Meenakshi Jain: The Lady Who Inspires
5 min read
Recently, Padma Shri awardee Meenakshi Jain sat down with Shefali Vaidya to talk about history writing in India, and her journey as a researcher. Her books are magnificent scholarly works that will without doubt stand the test of time, but as we are living in the age of social media, a video interview review might become the window that may steer curious youngsters and readers to her works.
What makes one study history? Here Jain’s own words will resonate with many. It was her own desire to understand the truth and to educate herself first. This seems somewhat common, a feeling in one’s bones, to answer the historical question: what is the truth? All too often we find social justice warriors and arm-chair commenters launch into subjects in which their own research is appalling, built over mainstream media memes and questionable idealism. But, fortunately, we have also found a few individuals going on the long difficult road of finding out for themselves, surveying available material from multiple perspectives, and putting it on record. Ms Jain also admitted her shock at being ostracised, and facing extreme difficulty in getting published as recently as 25 years ago. On Twitter recently, authors such as Sanjeev Sanyal, Amish Tripathi, Abhinav Agarwal, and several others too, have offered their own difficulties at the highly nepotistic maze that is the publishing industry, but one must push on, and it is the public and history that will appreciate such efforts at great personal cost to these researchers. The rewards do not come overnight.
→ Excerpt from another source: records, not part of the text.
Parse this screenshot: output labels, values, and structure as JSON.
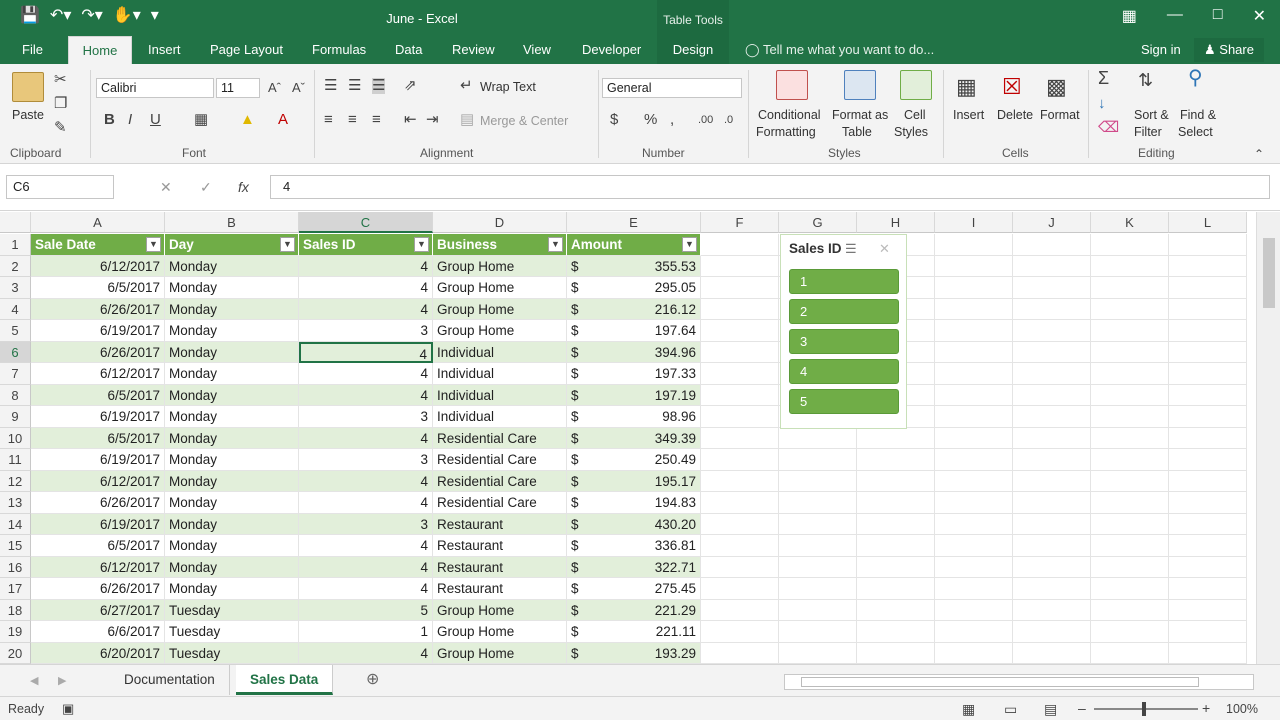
{
  "window": {
    "title": "June - Excel",
    "contextual_tab_group": "Table Tools"
  },
  "tabs": [
    "File",
    "Home",
    "Insert",
    "Page Layout",
    "Formulas",
    "Data",
    "Review",
    "View",
    "Developer",
    "Design"
  ],
  "tell_me": "Tell me what you want to do...",
  "account": {
    "sign_in": "Sign in",
    "share": "Share"
  },
  "ribbon": {
    "clipboard": {
      "label": "Clipboard",
      "paste": "Paste"
    },
    "font": {
      "label": "Font",
      "name": "Calibri",
      "size": "11"
    },
    "alignment": {
      "label": "Alignment",
      "wrap": "Wrap Text",
      "merge": "Merge & Center"
    },
    "number": {
      "label": "Number",
      "format": "General"
    },
    "styles": {
      "label": "Styles",
      "cond1": "Conditional",
      "cond2": "Formatting",
      "fmt1": "Format as",
      "fmt2": "Table",
      "cell1": "Cell",
      "cell2": "Styles"
    },
    "cells": {
      "label": "Cells",
      "insert": "Insert",
      "delete": "Delete",
      "format": "Format"
    },
    "editing": {
      "label": "Editing",
      "sort1": "Sort &",
      "sort2": "Filter",
      "find1": "Find &",
      "find2": "Select"
    }
  },
  "formula_bar": {
    "name_box": "C6",
    "value": "4"
  },
  "columns": [
    "A",
    "B",
    "C",
    "D",
    "E",
    "F",
    "G",
    "H",
    "I",
    "J",
    "K",
    "L"
  ],
  "table": {
    "headers": [
      "Sale Date",
      "Day",
      "Sales ID",
      "Business",
      "Amount"
    ],
    "rows": [
      [
        "6/12/2017",
        "Monday",
        "4",
        "Group Home",
        "$",
        "355.53"
      ],
      [
        "6/5/2017",
        "Monday",
        "4",
        "Group Home",
        "$",
        "295.05"
      ],
      [
        "6/26/2017",
        "Monday",
        "4",
        "Group Home",
        "$",
        "216.12"
      ],
      [
        "6/19/2017",
        "Monday",
        "3",
        "Group Home",
        "$",
        "197.64"
      ],
      [
        "6/26/2017",
        "Monday",
        "4",
        "Individual",
        "$",
        "394.96"
      ],
      [
        "6/12/2017",
        "Monday",
        "4",
        "Individual",
        "$",
        "197.33"
      ],
      [
        "6/5/2017",
        "Monday",
        "4",
        "Individual",
        "$",
        "197.19"
      ],
      [
        "6/19/2017",
        "Monday",
        "3",
        "Individual",
        "$",
        "98.96"
      ],
      [
        "6/5/2017",
        "Monday",
        "4",
        "Residential Care",
        "$",
        "349.39"
      ],
      [
        "6/19/2017",
        "Monday",
        "3",
        "Residential Care",
        "$",
        "250.49"
      ],
      [
        "6/12/2017",
        "Monday",
        "4",
        "Residential Care",
        "$",
        "195.17"
      ],
      [
        "6/26/2017",
        "Monday",
        "4",
        "Residential Care",
        "$",
        "194.83"
      ],
      [
        "6/19/2017",
        "Monday",
        "3",
        "Restaurant",
        "$",
        "430.20"
      ],
      [
        "6/5/2017",
        "Monday",
        "4",
        "Restaurant",
        "$",
        "336.81"
      ],
      [
        "6/12/2017",
        "Monday",
        "4",
        "Restaurant",
        "$",
        "322.71"
      ],
      [
        "6/26/2017",
        "Monday",
        "4",
        "Restaurant",
        "$",
        "275.45"
      ],
      [
        "6/27/2017",
        "Tuesday",
        "5",
        "Group Home",
        "$",
        "221.29"
      ],
      [
        "6/6/2017",
        "Tuesday",
        "1",
        "Group Home",
        "$",
        "221.11"
      ],
      [
        "6/20/2017",
        "Tuesday",
        "4",
        "Group Home",
        "$",
        "193.29"
      ]
    ]
  },
  "selected_cell": {
    "row": 6,
    "col": "C"
  },
  "slicer": {
    "title": "Sales ID",
    "items": [
      "1",
      "2",
      "3",
      "4",
      "5"
    ]
  },
  "sheets": [
    "Documentation",
    "Sales Data"
  ],
  "active_sheet": "Sales Data",
  "status": {
    "mode": "Ready",
    "zoom": "100%"
  },
  "colors": {
    "excel_green": "#217346",
    "table_header": "#70ad47",
    "band": "#e2efda"
  }
}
Why did Hindu society survive at all? With wave after wave of ISIS-imitative medieval Islamic invasions behind held off or survived through horrors, next would come another destructive wave of European church led or inspired Abrahamic conquests into India. They would be accompanied by dubious propagandists and historians. Here Jain speaks of the values and resilience of Hindu society, and how these percolated to the individual level in our villages with a high sense of service (seva) and family. A strong identity and connectedness will only keep the fire burning to uphold our way of living and ancient traditions. It is here that that we understand why education policy is so important.
How do these liars persist in academia? Here Jain mentions how a handful of scholars could hold history and the country to ransom for decades, while holding off the truth through their control of media and a compliant political leadership. The recent SC verdict on Ram Janmabhoomi could have been delivered decades ago, with muck-raking false scholarship from the Liberal-Left combine in India delaying what should have been the normal and correct outcome. None of these liberal-marxist-islamist “scholars” had the integrity to admit they lied, even as they sent their ill-prepared students to the Supreme Court. These students had become professors and perpetuated the lies, to the point where even the SC would call them out as opinions, not facts. This is what happens when intellectuals have been divorced from their heritage, and become angry aggressive saboteurs of truth.
Does social media help? Jain offers this advice to the curious and the diligent: that it is very important to rediscover the history of one’s region, as one will have access to the local language and culture. People can then bypass the establishment, and put their findings on the internet and other media. This remains critical as Ms Jain echoes what many of us are still keenly awaiting, with a sense of shock, that the education system remains the way the Left made it decades ago.
There is a lot more in this 80-minute video, and its viewing is highly recommended, like all discussions where Ms Jain is present. The interviewer Shefali Vaidya may be a half-generation behind as part of the next wave of public intellectuals, and her questions really do bring out Meenakshi Jain’s vast research. The questions Ms Vaidya asks are sharp, and indicate that Ms Vaidya herself is a keen devourer and disseminator of such valuable scholarship.
A Very Short List of Other Videos Worth a Watch:
In Conversation with Meenakshi Jain (with Rajeev Malhotra)
Raj Vedam on India’s Civilization: The Untold Story
Sankrant Sanu on Why India is Still a Colonial State
Sahana Singh on India’s Educational Heritage
Savio Rodrigues (with Sanjay Dixit) on Sexual Abuse and Corruption in the Catholic Church
Shefali Vaidya on The Goa Inquisition
Dear reader, which are your own recommended videos? Please post your comments.
Where Lions rise against Jackals: Flight of Deities, B. V. Rudhraya, June 2019, yourawesomeindia.com